Wednesday January 18, 2006

Making a Life

The University of Dayton is one of 10 religiously affiliated colleges nationally that excels at helping students "find purpose and meaning in life," according to the newly published book, Putting Students First: How Colleges Develop Students Purposefully.

The University of Dayton is one of 10 religiously affiliated colleges nationally that excels at helping students "find purpose and meaning in life," according to the newly published book, Putting Students First: How Colleges Develop Students Purposefully.

"Faculty members at these schools try to stretch students in a community of support and challenge. We found that at (the University of) Dayton. These schools are not boot camps. They honor the dignity of the individual student. They have created a community on campus that fosters holistic development," said Larry Braskamp, professor emeritus of education at Loyola University Chicago, who wrote the book with Lois Calian Trautvetter and Kelly Ward.

"We hope the book will spark a national dialogue from leaders on campus about the need to focus on student development, not just student learning," Braskamp said in a phone interview. "At the undergraduate level, we think it's important for students to be challenged on the important questions of life, 'Who am I? How can I contribute? What is my vocation?' There's more to life than just career success. We think religion plays a part in helping students find the answers to a (purposeful) life."

The authors analyzed nearly 250 surveys and conducted 30 interviews with chief academic officers of religiously affiliated colleges and universities, before selecting 10 to visit for in-depth analysis. The campuses include: Bethune-Cookman College, Creighton University, Hamline University, Hope College, Pacific Lutheran University, College of Wooster, Union University, University of Dayton, Villanova University and Whitworth College. The project was funded by the Lilly Endowment Inc. and the John Templeton Foundation.

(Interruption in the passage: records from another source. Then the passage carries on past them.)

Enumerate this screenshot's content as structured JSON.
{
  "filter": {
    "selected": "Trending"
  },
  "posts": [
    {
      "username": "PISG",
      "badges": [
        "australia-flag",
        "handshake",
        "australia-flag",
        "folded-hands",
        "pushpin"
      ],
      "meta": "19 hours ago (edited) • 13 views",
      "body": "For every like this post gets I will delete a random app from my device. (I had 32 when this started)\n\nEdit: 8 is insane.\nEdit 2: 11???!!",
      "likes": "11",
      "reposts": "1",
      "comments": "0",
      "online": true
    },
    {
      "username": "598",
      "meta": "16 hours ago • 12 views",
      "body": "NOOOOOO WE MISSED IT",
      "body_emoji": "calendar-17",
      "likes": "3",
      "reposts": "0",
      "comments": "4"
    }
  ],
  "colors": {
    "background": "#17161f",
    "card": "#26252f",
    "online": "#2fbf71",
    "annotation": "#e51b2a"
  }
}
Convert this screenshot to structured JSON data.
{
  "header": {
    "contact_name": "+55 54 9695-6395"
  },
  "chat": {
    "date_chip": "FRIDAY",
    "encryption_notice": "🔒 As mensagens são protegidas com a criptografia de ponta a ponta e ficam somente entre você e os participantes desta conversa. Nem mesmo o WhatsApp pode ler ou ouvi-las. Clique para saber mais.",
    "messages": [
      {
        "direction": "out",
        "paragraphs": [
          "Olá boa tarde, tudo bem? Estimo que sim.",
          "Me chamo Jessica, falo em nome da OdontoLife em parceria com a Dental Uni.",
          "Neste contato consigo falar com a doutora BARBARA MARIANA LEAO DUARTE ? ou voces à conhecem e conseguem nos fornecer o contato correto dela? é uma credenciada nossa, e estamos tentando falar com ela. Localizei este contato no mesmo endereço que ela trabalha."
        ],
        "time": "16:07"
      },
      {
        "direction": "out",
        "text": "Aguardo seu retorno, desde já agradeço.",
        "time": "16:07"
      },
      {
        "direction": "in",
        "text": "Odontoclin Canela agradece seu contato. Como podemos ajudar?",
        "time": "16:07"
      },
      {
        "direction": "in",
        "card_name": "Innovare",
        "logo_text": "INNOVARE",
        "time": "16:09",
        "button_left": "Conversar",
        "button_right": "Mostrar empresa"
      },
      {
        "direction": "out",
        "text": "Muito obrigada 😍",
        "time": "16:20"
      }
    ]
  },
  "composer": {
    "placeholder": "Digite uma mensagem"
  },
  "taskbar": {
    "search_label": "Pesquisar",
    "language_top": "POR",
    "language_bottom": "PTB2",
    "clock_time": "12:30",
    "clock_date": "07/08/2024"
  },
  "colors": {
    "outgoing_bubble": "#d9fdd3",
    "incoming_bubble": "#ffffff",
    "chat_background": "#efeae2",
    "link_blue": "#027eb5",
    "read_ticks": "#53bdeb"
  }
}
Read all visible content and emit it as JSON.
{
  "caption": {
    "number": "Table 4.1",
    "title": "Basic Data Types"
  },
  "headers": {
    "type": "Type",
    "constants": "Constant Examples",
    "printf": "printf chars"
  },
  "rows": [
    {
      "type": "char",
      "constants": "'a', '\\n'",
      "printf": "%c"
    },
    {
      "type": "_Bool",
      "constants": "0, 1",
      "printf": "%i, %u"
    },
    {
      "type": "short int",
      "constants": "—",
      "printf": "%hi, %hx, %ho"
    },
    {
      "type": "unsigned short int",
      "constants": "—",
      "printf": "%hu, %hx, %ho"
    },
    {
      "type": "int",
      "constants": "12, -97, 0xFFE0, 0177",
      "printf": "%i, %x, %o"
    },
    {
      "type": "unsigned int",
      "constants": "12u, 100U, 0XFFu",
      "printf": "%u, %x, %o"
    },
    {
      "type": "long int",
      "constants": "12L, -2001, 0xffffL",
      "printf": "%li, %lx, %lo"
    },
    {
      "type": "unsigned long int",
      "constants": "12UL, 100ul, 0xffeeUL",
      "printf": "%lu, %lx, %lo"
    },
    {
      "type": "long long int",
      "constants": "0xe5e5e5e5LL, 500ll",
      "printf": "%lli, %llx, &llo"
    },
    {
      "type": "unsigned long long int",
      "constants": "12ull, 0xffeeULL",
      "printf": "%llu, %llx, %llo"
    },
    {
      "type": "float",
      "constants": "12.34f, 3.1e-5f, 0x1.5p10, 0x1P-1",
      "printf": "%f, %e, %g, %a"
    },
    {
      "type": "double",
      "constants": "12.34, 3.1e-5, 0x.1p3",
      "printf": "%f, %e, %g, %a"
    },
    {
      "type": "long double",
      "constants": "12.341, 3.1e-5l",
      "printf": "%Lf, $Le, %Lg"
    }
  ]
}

"These colleges not only desire to help students be successful -- a goal of most educators today and of importance and value to be sure, but they were selected since we wanted to learn how colleges think, plan and behave in preparing students to live their lives as well as making a living," the authors write in the introduction.

In various chapters in the book, the authors note the University of Dayton's "deep commitment" to social justice, emphasis on community and the intentional development of learning and living communities in its student neighborhood and residential facilities, including the new Marianist Hall and ArtStreet. The Marianists frequently invite students to their homes for conversations and meals. "Such interactions are very important to the student experience and were referred to repeatedly by many students," according to the book. "Learning in community, for community and as a community (is emphasized here)," one University of Dayton dean observed.

The book is "an affirmation of what a University of Dayton education is all about," said Daniel J. Curran, president.

Fred Pestello, provost and senior vice president for educational affairs, served on a national advisory council that offered feedback to the authors about the initial survey results used as the foundation of the book. "I'm very pleased that the University of Dayton is seen as an exemplary institution that puts students first," he said. "The book is targeted to higher education administrators, but it's also valuable for prospective students and their parents who are looking for institutions committed to putting students first."

The authors conclude: "A good education is not just training for a career but helping students find their calling -- in which a career can rightly play a very important part in living out a life of meaning and purpose."

The book is available from Anker Publishing at www.ankerepub.com or by calling (877) 212-3838.

Contact Fred Pestello at (937) 229-2245 and Larry Braskamp at (312) 915-6217.